=== Section Start ===
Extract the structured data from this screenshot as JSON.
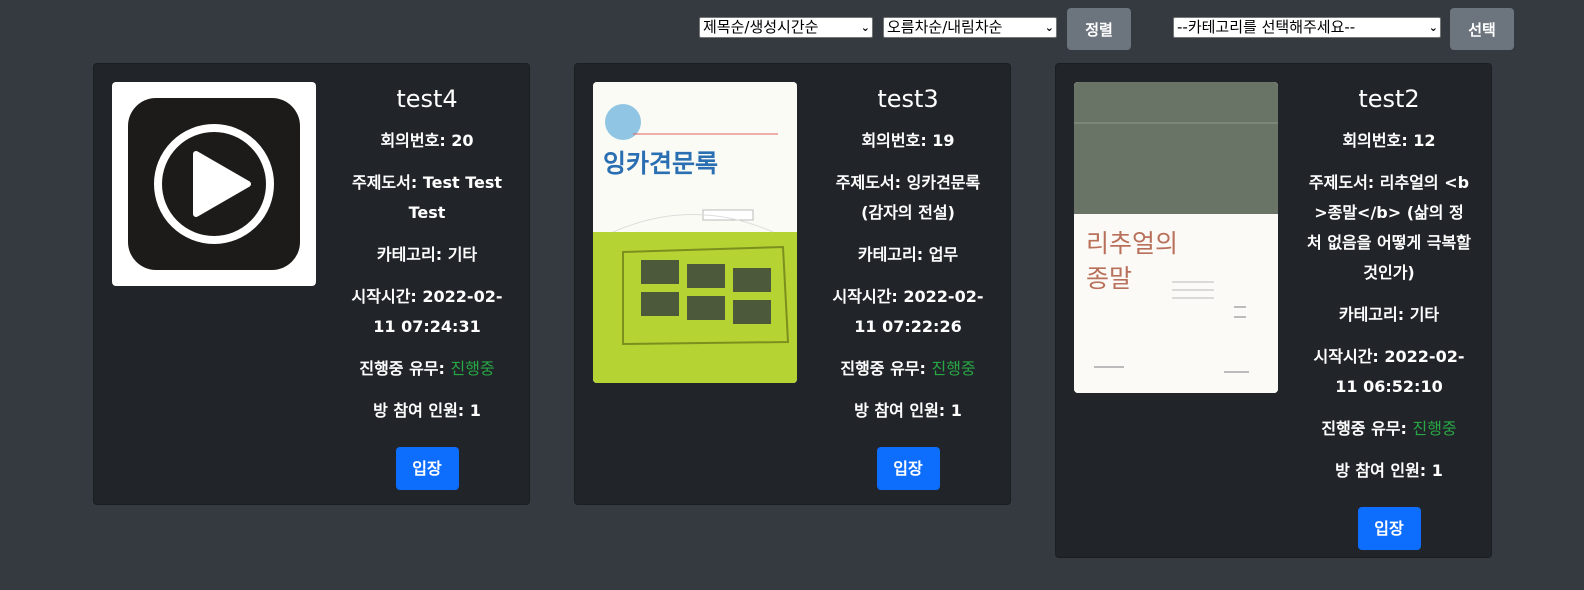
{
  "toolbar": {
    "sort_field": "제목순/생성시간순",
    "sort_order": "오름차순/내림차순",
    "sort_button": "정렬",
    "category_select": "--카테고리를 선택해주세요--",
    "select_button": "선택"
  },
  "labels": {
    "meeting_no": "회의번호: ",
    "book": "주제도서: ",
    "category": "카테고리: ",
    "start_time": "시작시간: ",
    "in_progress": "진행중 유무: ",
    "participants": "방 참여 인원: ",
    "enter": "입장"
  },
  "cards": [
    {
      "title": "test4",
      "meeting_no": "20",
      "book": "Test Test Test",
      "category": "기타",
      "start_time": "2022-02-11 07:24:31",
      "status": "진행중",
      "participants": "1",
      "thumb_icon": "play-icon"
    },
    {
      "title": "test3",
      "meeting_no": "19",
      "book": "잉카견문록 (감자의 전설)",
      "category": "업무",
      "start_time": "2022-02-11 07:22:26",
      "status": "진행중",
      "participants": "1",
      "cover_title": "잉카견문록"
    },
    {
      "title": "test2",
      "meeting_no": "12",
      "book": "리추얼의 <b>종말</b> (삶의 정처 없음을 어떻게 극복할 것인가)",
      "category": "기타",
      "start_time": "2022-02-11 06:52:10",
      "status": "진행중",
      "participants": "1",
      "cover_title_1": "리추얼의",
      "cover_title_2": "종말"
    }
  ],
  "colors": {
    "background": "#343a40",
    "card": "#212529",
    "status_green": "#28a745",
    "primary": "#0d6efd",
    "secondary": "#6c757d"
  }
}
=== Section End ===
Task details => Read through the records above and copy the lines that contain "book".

Task answer =>
    "book": "주제도서: ",
      "book": "Test Test Test",
      "book": "잉카견문록 (감자의 전설)",
      "book": "리추얼의 <b>종말</b> (삶의 정처 없음을 어떻게 극복할 것인가)",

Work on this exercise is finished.